Learn more about Experian Marketing Services here

Data leading marketers to feel ‘overwhelmed’ and ‘distracted’, new report claims…

A survey of 151 UK-based senior marketers commissioned by the Callcredit Information Group has revealed that almost three quarters (72 per cent) believe data is negatively affecting the creative aspects of their role; with 69 per cent branding data as a ‘distraction’ from core marketing duties.

The Data Dilemma’ study found data to be a ‘valuable asset’ for 70 per cent of respondents, but the medium is not being fully exploited within their organisations. This corresponds to the fact that only 29 per cent believe they hold the appropriate skills to analyse data effectively – prompting 44 per cent to claim they are planning on investing in further training over the next two years.

Download a full copy of ‘The Data Dilemma’ here

Nielsen Marketing Cloud and i2c collaborate to deliver ‘complete omnichannel view’…

The Nielsen Marketing Cloud has announced an ‘insight collaboration’ with i2c – an innovative partnership between Sainsbury’s and Aimia – that concentrates on data-driven strategies and insights designed to influence shopping behaviour, build brand loyalty and enhance the shopping experience for customers.

Both parties claim that this collaboration will enable brands to acquire a ‘complete omnichannel’ view of customers across hundreds of key characteristics; as well as allowing marketers to harness the data gained in order to analyse, activate and plan their marketing campaigns across media; reliably analyse campaign results and improve the relevance of their customer messages.

Previously, the Nielsen Marketing Cloud and i2c partnered to support Carling’s national ‘Great British Moments’ campaign, which resulted in a 19 per cent sales uplift and a 4.1(X) campaign ROI attributed to this collaboration.
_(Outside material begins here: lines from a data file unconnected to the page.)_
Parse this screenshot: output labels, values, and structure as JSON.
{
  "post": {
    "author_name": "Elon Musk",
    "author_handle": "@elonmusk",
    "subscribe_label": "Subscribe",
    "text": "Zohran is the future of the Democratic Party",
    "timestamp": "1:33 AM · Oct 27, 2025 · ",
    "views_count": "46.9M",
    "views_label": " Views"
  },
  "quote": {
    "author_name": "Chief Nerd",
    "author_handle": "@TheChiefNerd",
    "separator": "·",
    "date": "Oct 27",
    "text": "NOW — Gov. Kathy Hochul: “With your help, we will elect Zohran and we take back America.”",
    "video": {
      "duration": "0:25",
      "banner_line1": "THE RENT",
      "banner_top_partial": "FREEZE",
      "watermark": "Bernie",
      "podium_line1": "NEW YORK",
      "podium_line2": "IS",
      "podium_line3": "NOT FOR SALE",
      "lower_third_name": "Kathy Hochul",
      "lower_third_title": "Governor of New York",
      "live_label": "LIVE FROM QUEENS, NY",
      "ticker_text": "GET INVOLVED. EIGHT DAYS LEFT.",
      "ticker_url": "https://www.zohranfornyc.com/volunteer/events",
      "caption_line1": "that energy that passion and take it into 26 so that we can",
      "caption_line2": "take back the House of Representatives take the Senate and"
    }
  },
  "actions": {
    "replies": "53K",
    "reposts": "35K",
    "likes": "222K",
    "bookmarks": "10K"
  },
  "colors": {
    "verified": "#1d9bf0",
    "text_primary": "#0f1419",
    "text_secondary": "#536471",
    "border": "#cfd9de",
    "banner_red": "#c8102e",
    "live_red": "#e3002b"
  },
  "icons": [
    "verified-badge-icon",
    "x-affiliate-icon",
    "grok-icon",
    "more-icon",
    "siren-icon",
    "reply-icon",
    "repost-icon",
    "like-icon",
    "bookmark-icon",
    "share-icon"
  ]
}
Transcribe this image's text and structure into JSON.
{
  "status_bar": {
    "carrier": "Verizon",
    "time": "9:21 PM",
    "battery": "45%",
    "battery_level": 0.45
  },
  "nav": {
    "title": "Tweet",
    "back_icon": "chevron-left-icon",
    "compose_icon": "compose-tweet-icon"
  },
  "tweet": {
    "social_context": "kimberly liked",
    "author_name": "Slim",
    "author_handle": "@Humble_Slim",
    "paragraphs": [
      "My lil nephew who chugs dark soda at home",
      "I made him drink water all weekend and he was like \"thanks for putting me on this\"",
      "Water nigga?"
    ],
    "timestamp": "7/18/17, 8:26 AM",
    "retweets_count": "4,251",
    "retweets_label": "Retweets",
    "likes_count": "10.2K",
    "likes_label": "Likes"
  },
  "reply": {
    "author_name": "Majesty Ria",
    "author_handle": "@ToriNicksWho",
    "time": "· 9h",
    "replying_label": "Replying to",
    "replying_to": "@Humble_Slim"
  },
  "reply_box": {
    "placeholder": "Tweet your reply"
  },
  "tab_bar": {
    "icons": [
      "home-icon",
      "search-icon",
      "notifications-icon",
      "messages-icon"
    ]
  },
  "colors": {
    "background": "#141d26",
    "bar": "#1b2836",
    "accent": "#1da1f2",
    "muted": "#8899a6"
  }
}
VP and managing director of Nielsen Marketing Cloud, Europe, Matt Bennathan, commented: “The collaboration of i2c and The Nielsen Marketing Cloud has proven the impact that data-driven programmatic audience buying can have on in-store and online sales for a brand. Our award-winning Carling campaign illustrated that.”

He continued: “The Nielsen Marketing Cloud has the richest UK data available and is a perfect partner for Nectar’s loyalty card data. We can programmatically engage digital audiences at scale and close the loop, providing strong, measurable sales results.”

 

Learn more about i2c here